--- The data ---

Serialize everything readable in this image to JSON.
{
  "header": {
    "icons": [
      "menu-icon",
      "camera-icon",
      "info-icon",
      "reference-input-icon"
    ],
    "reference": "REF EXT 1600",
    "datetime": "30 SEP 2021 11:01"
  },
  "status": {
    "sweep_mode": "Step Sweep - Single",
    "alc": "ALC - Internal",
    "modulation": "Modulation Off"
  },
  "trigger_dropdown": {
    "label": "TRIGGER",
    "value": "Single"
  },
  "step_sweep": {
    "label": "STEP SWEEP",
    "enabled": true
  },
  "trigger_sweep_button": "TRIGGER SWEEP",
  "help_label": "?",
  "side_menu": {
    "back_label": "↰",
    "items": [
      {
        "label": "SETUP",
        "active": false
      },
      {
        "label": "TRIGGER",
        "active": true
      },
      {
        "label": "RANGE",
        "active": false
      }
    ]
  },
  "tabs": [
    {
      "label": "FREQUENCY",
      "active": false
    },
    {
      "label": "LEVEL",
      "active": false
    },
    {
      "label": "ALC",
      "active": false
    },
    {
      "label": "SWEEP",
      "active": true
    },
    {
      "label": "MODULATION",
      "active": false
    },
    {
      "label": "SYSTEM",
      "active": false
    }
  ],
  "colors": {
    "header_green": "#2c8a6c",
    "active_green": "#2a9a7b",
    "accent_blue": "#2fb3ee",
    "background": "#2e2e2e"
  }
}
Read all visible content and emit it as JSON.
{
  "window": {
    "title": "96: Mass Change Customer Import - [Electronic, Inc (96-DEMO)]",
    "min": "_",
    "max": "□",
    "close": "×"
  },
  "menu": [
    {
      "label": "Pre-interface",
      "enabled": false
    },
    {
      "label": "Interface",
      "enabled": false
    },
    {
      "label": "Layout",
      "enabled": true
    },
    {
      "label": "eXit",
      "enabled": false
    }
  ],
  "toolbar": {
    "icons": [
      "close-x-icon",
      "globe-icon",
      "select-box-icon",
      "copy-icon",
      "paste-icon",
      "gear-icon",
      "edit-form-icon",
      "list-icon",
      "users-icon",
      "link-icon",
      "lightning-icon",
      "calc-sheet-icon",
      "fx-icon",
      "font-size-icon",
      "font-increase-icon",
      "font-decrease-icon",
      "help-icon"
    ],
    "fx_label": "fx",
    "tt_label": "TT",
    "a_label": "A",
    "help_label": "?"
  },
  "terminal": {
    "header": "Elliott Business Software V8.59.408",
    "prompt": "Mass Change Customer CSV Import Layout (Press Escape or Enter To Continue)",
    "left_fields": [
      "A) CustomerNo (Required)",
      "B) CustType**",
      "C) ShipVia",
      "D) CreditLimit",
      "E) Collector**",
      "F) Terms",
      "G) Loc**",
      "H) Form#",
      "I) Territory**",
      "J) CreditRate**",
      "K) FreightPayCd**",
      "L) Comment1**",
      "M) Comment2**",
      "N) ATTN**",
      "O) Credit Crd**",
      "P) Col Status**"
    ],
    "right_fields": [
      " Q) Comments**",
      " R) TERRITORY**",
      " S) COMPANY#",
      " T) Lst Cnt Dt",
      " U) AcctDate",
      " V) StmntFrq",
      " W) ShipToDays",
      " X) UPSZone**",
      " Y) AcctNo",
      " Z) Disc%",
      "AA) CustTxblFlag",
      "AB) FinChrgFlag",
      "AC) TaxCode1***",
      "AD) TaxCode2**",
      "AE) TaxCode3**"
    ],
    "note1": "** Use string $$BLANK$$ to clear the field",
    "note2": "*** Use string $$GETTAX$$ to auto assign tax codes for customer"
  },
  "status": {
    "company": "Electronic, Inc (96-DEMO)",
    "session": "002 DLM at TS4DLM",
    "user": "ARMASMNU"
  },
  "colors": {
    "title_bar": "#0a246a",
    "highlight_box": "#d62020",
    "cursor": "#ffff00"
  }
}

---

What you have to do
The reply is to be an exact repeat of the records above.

Exercise response
Serialize everything readable in this image to JSON.
{
  "header": {
    "icons": [
      "menu-icon",
      "camera-icon",
      "info-icon",
      "reference-input-icon"
    ],
    "reference": "REF EXT 1600",
    "datetime": "30 SEP 2021 11:01"
  },
  "status": {
    "sweep_mode": "Step Sweep - Single",
    "alc": "ALC - Internal",
    "modulation": "Modulation Off"
  },
  "trigger_dropdown": {
    "label": "TRIGGER",
    "value": "Single"
  },
  "step_sweep": {
    "label": "STEP SWEEP",
    "enabled": true
  },
  "trigger_sweep_button": "TRIGGER SWEEP",
  "help_label": "?",
  "side_menu": {
    "back_label": "↰",
    "items": [
      {
        "label": "SETUP",
        "active": false
      },
      {
        "label": "TRIGGER",
        "active": true
      },
      {
        "label": "RANGE",
        "active": false
      }
    ]
  },
  "tabs": [
    {
      "label": "FREQUENCY",
      "active": false
    },
    {
      "label": "LEVEL",
      "active": false
    },
    {
      "label": "ALC",
      "active": false
    },
    {
      "label": "SWEEP",
      "active": true
    },
    {
      "label": "MODULATION",
      "active": false
    },
    {
      "label": "SYSTEM",
      "active": false
    }
  ],
  "colors": {
    "header_green": "#2c8a6c",
    "active_green": "#2a9a7b",
    "accent_blue": "#2fb3ee",
    "background": "#2e2e2e"
  }
}
Read all visible content and emit it as JSON.
{
  "window": {
    "title": "96: Mass Change Customer Import - [Electronic, Inc (96-DEMO)]",
    "min": "_",
    "max": "□",
    "close": "×"
  },
  "menu": [
    {
      "label": "Pre-interface",
      "enabled": false
    },
    {
      "label": "Interface",
      "enabled": false
    },
    {
      "label": "Layout",
      "enabled": true
    },
    {
      "label": "eXit",
      "enabled": false
    }
  ],
  "toolbar": {
    "icons": [
      "close-x-icon",
      "globe-icon",
      "select-box-icon",
      "copy-icon",
      "paste-icon",
      "gear-icon",
      "edit-form-icon",
      "list-icon",
      "users-icon",
      "link-icon",
      "lightning-icon",
      "calc-sheet-icon",
      "fx-icon",
      "font-size-icon",
      "font-increase-icon",
      "font-decrease-icon",
      "help-icon"
    ],
    "fx_label": "fx",
    "tt_label": "TT",
    "a_label": "A",
    "help_label": "?"
  },
  "terminal": {
    "header": "Elliott Business Software V8.59.408",
    "prompt": "Mass Change Customer CSV Import Layout (Press Escape or Enter To Continue)",
    "left_fields": [
      "A) CustomerNo (Required)",
      "B) CustType**",
      "C) ShipVia",
      "D) CreditLimit",
      "E) Collector**",
      "F) Terms",
      "G) Loc**",
      "H) Form#",
      "I) Territory**",
      "J) CreditRate**",
      "K) FreightPayCd**",
      "L) Comment1**",
      "M) Comment2**",
      "N) ATTN**",
      "O) Credit Crd**",
      "P) Col Status**"
    ],
    "right_fields": [
      " Q) Comments**",
      " R) TERRITORY**",
      " S) COMPANY#",
      " T) Lst Cnt Dt",
      " U) AcctDate",
      " V) StmntFrq",
      " W) ShipToDays",
      " X) UPSZone**",
      " Y) AcctNo",
      " Z) Disc%",
      "AA) CustTxblFlag",
      "AB) FinChrgFlag",
      "AC) TaxCode1***",
      "AD) TaxCode2**",
      "AE) TaxCode3**"
    ],
    "note1": "** Use string $$BLANK$$ to clear the field",
    "note2": "*** Use string $$GETTAX$$ to auto assign tax codes for customer"
  },
  "status": {
    "company": "Electronic, Inc (96-DEMO)",
    "session": "002 DLM at TS4DLM",
    "user": "ARMASMNU"
  },
  "colors": {
    "title_bar": "#0a246a",
    "highlight_box": "#d62020",
    "cursor": "#ffff00"
  }
}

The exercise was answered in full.